Your task
Print the line containing "Give me the" and each line after it through the end of the material below, exactly as it appears, but skip the pictures.

Material shown
---+---

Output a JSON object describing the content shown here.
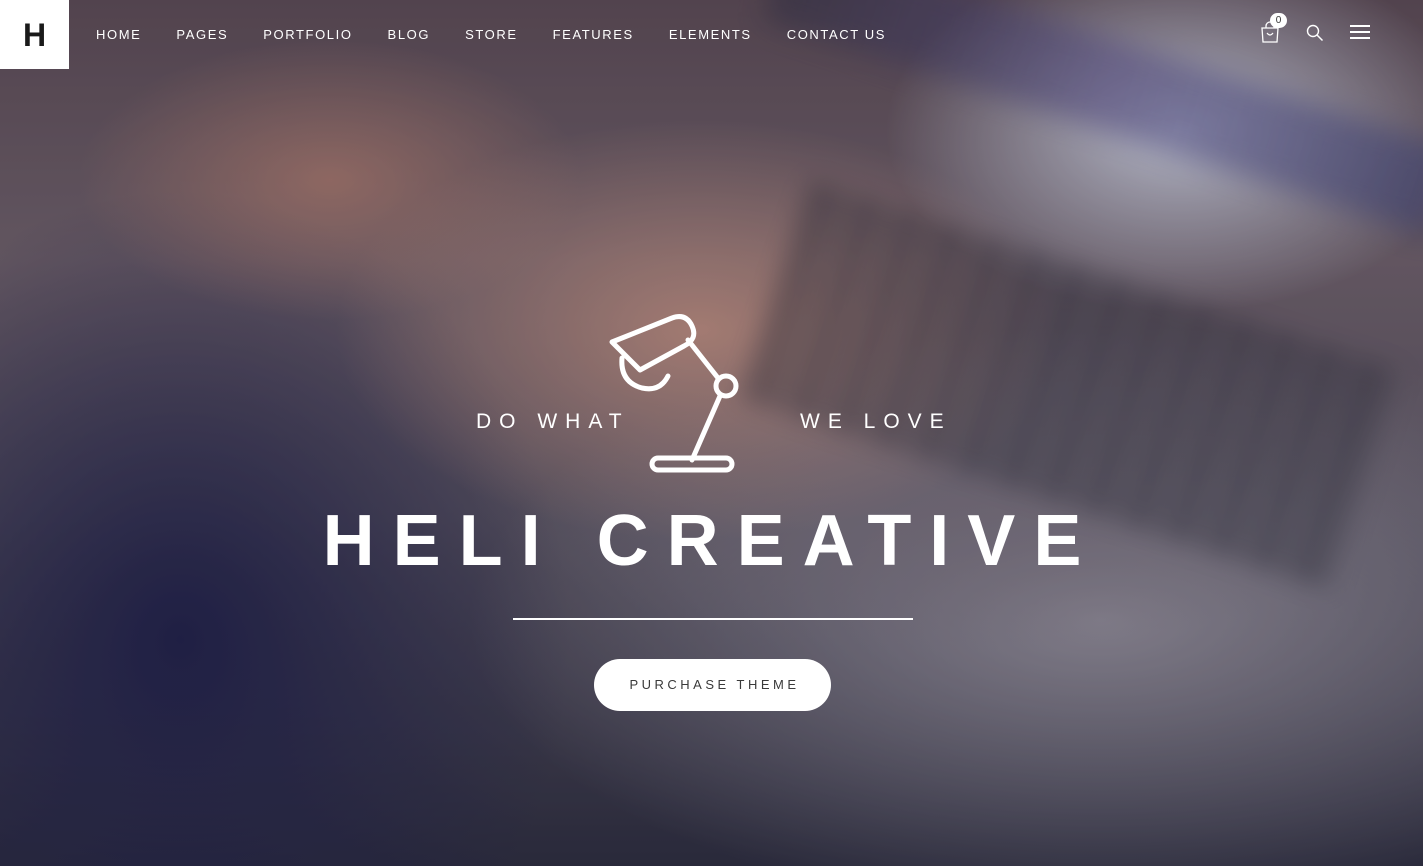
{
  "logo": {
    "letter": "H"
  },
  "nav": {
    "items": [
      {
        "label": "HOME"
      },
      {
        "label": "PAGES"
      },
      {
        "label": "PORTFOLIO"
      },
      {
        "label": "BLOG"
      },
      {
        "label": "STORE"
      },
      {
        "label": "FEATURES"
      },
      {
        "label": "ELEMENTS"
      },
      {
        "label": "CONTACT US"
      }
    ]
  },
  "tools": {
    "cart_icon": "shopping-bag-icon",
    "cart_count": "0",
    "search_icon": "search-icon",
    "menu_icon": "hamburger-menu-icon"
  },
  "hero": {
    "tagline_left": "DO WHAT",
    "tagline_right": "WE LOVE",
    "lamp_icon": "desk-lamp-icon",
    "title": "HELI CREATIVE",
    "cta_label": "PURCHASE THEME"
  },
  "colors": {
    "header_logo_bg": "#ffffff",
    "text": "#ffffff",
    "cta_bg": "#ffffff",
    "cta_text": "#3a3a3a"
  }
}
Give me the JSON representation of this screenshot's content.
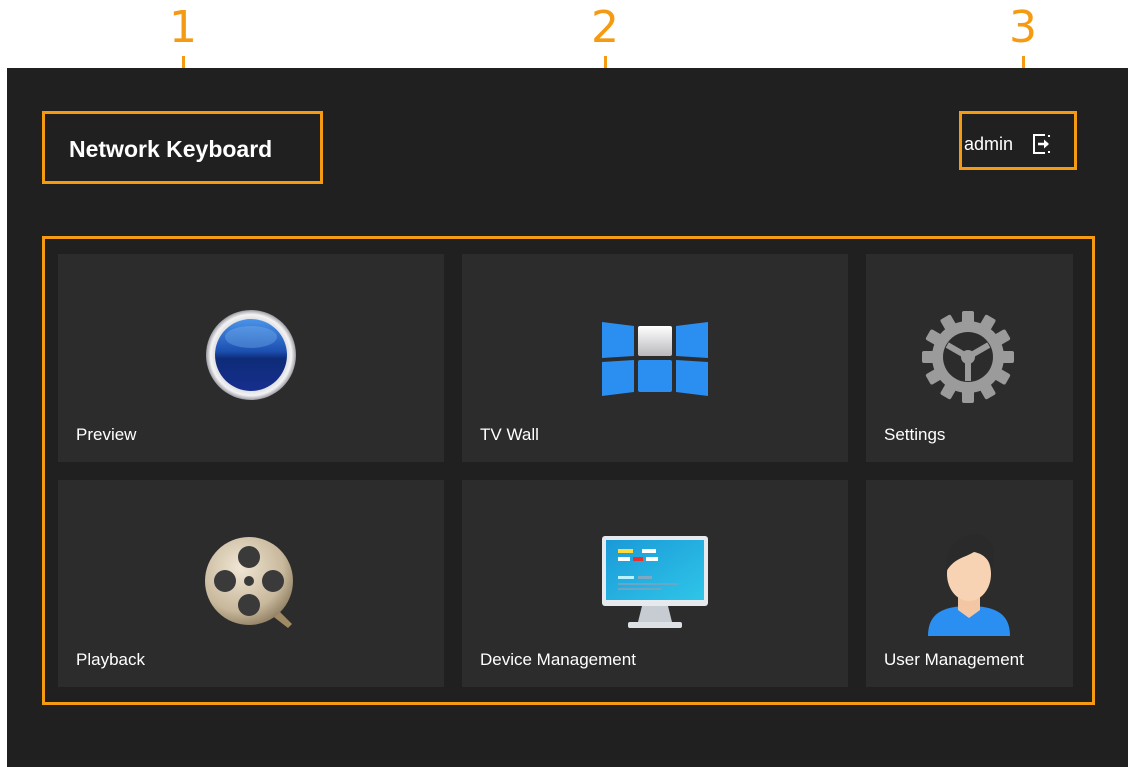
{
  "callouts": {
    "c1": "1",
    "c2": "2",
    "c3": "3"
  },
  "header": {
    "title": "Network Keyboard",
    "user": "admin",
    "logout_icon": "logout-icon"
  },
  "tiles": [
    {
      "label": "Preview",
      "icon": "preview-lens-icon"
    },
    {
      "label": "TV Wall",
      "icon": "tv-wall-icon"
    },
    {
      "label": "Settings",
      "icon": "gear-icon"
    },
    {
      "label": "Playback",
      "icon": "film-reel-icon"
    },
    {
      "label": "Device Management",
      "icon": "monitor-icon"
    },
    {
      "label": "User Management",
      "icon": "user-avatar-icon"
    }
  ],
  "colors": {
    "highlight": "#f59a13",
    "background": "#202020",
    "tile": "#2c2c2c",
    "text": "#ffffff"
  }
}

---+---

Response for this exercise
Give me the JSON representation of this screenshot's content.
{
  "callouts": {
    "c1": "1",
    "c2": "2",
    "c3": "3"
  },
  "header": {
    "title": "Network Keyboard",
    "user": "admin",
    "logout_icon": "logout-icon"
  },
  "tiles": [
    {
      "label": "Preview",
      "icon": "preview-lens-icon"
    },
    {
      "label": "TV Wall",
      "icon": "tv-wall-icon"
    },
    {
      "label": "Settings",
      "icon": "gear-icon"
    },
    {
      "label": "Playback",
      "icon": "film-reel-icon"
    },
    {
      "label": "Device Management",
      "icon": "monitor-icon"
    },
    {
      "label": "User Management",
      "icon": "user-avatar-icon"
    }
  ],
  "colors": {
    "highlight": "#f59a13",
    "background": "#202020",
    "tile": "#2c2c2c",
    "text": "#ffffff"
  }
}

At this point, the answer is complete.